● WHAT THIS TASK INVOLVES
Please filter the data below down to the lines holding the string "arrow".

[Extracted data entries]
:::

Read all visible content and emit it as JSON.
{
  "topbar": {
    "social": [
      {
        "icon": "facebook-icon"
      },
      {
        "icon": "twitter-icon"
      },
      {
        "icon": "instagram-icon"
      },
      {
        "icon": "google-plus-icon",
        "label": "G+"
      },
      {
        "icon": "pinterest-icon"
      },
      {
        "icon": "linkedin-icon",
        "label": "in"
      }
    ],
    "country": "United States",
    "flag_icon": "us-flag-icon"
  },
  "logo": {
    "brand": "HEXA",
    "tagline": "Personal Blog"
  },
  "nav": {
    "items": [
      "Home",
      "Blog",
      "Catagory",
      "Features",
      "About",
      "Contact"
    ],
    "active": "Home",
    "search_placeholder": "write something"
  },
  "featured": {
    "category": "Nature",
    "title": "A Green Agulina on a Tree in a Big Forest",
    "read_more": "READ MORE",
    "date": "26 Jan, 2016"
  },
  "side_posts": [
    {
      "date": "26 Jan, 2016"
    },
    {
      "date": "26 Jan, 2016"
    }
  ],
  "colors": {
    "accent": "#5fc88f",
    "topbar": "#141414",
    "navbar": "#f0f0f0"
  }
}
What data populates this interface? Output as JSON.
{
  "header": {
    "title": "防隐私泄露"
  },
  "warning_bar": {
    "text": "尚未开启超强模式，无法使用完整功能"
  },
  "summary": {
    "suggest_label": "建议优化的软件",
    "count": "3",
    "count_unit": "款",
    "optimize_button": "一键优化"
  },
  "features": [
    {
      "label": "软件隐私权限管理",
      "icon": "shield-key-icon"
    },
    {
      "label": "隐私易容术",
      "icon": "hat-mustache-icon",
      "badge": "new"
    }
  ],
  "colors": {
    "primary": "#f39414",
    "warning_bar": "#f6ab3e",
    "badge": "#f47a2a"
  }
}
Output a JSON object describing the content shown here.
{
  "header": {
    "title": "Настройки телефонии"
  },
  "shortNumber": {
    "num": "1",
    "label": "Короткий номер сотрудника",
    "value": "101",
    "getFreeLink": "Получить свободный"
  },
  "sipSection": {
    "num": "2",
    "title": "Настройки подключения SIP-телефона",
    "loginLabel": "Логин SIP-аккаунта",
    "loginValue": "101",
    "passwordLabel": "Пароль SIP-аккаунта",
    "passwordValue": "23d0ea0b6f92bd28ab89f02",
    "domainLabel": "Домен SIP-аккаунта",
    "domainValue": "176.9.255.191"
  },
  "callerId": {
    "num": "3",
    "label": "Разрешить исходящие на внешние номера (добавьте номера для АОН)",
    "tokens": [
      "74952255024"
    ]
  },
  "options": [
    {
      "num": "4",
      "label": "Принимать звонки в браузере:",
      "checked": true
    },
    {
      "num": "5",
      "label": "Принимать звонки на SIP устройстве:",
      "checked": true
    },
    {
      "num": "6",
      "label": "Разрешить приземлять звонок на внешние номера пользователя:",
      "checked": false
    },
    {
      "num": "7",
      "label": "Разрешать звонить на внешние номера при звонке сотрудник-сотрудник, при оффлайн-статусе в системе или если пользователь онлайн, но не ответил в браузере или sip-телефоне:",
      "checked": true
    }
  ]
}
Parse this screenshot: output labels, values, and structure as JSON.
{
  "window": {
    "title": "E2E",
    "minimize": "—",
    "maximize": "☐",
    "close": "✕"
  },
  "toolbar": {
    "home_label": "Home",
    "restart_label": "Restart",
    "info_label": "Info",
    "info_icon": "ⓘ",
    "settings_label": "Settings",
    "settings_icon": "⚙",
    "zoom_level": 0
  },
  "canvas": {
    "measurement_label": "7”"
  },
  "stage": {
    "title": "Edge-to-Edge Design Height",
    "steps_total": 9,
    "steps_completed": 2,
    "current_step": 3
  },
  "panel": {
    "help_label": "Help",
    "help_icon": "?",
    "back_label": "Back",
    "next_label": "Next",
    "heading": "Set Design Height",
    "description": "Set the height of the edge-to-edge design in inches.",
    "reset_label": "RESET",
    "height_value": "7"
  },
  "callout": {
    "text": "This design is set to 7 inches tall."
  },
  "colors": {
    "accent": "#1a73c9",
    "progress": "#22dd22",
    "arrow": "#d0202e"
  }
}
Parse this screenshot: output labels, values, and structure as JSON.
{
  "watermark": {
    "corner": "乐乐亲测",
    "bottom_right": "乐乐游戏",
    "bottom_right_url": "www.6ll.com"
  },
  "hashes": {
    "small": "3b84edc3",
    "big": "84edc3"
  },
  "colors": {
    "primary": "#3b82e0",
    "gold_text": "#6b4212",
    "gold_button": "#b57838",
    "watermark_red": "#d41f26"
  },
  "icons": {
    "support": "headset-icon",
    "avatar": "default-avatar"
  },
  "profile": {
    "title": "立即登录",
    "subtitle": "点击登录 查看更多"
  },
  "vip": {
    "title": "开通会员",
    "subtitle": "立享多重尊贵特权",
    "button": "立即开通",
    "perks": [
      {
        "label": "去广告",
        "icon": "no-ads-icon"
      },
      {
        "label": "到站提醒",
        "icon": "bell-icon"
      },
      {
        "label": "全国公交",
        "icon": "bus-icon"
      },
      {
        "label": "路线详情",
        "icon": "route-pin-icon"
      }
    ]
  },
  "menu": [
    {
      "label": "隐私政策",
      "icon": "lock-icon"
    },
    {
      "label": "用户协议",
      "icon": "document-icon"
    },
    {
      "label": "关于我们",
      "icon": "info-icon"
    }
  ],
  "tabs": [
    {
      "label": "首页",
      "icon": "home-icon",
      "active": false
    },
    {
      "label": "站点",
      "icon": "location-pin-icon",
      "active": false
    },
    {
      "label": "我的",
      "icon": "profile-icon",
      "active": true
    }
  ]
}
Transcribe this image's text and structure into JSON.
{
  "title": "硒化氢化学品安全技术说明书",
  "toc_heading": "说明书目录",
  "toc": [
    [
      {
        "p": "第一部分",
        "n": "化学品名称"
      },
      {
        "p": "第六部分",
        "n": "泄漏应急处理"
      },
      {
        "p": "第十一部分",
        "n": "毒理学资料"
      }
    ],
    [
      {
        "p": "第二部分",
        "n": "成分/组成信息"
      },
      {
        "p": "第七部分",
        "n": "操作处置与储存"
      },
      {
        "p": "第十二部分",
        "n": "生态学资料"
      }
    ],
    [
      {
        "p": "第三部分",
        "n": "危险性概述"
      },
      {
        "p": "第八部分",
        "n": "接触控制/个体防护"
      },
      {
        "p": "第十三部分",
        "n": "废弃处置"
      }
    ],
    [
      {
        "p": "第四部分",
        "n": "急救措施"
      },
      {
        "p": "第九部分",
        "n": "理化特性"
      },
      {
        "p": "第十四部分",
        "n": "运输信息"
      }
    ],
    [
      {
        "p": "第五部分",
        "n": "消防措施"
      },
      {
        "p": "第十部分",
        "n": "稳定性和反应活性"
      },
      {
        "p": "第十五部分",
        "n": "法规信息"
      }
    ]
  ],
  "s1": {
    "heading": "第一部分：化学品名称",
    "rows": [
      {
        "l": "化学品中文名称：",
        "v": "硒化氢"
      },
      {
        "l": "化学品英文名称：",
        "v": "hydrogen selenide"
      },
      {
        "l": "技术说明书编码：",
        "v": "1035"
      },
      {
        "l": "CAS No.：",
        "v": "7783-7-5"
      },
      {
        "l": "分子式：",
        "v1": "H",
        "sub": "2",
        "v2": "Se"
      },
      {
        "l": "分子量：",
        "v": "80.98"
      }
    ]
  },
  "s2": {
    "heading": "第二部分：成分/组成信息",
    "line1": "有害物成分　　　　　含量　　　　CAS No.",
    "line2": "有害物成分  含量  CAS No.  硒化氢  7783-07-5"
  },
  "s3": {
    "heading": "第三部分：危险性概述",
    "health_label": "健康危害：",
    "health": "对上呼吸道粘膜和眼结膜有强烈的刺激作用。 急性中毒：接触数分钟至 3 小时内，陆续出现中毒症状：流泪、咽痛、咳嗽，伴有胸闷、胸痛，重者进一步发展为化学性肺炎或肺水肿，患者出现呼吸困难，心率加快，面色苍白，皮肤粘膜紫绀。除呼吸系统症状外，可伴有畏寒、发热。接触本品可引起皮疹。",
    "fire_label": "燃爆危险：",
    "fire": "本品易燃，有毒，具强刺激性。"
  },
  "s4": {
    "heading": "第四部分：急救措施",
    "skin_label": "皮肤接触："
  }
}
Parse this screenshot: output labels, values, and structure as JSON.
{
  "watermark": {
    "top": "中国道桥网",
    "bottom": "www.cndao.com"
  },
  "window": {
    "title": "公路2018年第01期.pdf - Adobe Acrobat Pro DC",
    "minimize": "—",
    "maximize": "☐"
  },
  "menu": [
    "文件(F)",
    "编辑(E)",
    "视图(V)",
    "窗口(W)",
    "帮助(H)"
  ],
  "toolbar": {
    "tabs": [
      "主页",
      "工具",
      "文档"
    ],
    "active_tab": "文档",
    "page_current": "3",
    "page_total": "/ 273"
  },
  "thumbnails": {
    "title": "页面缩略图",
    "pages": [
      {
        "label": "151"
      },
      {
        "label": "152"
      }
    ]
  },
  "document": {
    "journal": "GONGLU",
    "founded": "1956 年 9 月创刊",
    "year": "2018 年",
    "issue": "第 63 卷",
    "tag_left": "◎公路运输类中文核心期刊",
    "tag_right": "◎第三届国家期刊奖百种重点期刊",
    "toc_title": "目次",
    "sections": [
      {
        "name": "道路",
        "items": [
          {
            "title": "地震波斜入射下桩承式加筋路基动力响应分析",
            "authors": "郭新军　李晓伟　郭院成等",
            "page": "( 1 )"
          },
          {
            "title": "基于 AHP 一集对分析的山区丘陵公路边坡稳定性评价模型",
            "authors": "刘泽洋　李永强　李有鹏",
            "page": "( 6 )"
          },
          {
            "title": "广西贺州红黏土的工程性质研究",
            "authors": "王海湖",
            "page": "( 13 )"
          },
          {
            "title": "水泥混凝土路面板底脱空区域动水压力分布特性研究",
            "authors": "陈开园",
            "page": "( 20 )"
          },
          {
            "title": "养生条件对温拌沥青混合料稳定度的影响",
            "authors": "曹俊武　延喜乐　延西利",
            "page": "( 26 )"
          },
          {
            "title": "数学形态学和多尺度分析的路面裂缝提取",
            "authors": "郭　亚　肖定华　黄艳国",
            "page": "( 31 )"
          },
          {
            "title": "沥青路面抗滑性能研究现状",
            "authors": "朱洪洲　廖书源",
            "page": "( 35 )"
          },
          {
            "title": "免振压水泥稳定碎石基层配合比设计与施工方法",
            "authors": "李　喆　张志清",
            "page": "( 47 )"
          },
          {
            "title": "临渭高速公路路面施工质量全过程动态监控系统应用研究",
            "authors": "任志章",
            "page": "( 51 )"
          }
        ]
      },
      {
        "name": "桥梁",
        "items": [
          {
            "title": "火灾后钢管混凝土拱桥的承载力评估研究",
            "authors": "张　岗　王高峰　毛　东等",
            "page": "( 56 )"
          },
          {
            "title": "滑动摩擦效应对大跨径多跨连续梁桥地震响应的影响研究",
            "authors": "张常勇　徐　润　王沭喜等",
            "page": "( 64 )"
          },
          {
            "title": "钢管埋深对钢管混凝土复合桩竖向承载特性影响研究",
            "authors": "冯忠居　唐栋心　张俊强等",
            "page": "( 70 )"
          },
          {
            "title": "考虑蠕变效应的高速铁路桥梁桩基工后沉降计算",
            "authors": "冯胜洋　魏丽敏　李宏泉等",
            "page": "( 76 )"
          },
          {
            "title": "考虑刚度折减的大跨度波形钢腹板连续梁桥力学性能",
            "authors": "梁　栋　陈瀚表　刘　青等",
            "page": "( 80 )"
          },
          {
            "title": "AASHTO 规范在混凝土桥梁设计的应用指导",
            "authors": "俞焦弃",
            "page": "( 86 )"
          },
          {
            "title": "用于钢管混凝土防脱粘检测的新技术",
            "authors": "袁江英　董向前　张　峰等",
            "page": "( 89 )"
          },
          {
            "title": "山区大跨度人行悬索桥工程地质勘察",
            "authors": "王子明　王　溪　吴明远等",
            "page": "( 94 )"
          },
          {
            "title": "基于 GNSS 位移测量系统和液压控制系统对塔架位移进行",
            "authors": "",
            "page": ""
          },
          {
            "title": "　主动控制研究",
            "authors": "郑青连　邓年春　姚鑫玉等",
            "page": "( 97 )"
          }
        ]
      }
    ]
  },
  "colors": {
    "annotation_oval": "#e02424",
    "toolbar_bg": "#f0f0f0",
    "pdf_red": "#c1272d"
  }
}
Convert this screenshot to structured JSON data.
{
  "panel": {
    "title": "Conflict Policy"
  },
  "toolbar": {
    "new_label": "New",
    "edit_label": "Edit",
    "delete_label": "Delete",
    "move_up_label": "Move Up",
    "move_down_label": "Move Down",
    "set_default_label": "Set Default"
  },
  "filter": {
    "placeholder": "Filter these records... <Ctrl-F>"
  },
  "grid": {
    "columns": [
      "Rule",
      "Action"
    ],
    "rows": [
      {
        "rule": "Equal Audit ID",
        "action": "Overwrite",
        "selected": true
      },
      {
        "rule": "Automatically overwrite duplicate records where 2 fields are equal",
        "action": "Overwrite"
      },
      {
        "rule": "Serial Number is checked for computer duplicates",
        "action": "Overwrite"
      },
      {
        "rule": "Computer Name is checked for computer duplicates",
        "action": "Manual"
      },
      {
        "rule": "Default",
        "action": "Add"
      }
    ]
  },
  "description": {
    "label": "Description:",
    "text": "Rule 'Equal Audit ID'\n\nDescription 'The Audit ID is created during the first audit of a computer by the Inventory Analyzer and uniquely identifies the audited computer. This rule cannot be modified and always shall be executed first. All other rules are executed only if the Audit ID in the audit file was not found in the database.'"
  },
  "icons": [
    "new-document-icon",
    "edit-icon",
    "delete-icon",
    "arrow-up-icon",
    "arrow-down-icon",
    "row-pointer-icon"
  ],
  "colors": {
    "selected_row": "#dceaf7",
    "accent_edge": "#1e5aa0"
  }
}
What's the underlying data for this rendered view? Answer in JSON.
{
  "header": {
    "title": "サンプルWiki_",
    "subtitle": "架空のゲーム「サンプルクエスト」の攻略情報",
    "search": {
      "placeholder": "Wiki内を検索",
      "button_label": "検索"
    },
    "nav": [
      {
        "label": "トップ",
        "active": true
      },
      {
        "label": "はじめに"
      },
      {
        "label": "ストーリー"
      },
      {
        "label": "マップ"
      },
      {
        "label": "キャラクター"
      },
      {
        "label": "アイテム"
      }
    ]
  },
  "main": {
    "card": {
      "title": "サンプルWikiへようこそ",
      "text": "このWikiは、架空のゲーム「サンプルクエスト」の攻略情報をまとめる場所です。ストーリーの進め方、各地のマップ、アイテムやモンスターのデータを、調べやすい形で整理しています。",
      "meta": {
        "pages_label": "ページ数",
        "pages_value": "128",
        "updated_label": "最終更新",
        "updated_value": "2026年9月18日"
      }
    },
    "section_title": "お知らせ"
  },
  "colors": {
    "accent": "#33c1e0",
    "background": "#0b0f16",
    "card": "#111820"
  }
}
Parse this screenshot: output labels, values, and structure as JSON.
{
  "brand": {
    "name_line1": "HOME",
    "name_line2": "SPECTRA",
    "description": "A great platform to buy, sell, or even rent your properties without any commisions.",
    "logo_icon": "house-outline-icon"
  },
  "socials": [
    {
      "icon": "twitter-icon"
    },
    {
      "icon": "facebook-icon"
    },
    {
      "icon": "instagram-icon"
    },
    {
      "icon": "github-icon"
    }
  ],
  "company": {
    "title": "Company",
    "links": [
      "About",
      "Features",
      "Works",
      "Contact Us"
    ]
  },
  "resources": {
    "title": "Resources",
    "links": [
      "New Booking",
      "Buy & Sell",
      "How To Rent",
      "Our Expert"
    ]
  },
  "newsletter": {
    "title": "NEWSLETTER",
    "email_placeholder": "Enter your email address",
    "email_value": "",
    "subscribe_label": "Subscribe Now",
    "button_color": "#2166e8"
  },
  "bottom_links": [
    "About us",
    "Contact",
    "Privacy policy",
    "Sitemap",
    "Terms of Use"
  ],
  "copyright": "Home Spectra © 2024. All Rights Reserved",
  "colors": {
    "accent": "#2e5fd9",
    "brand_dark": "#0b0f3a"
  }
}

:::

● EXERCISE RESULT
    "arrow": "#d0202e"
    "arrow-up-icon",
    "arrow-down-icon",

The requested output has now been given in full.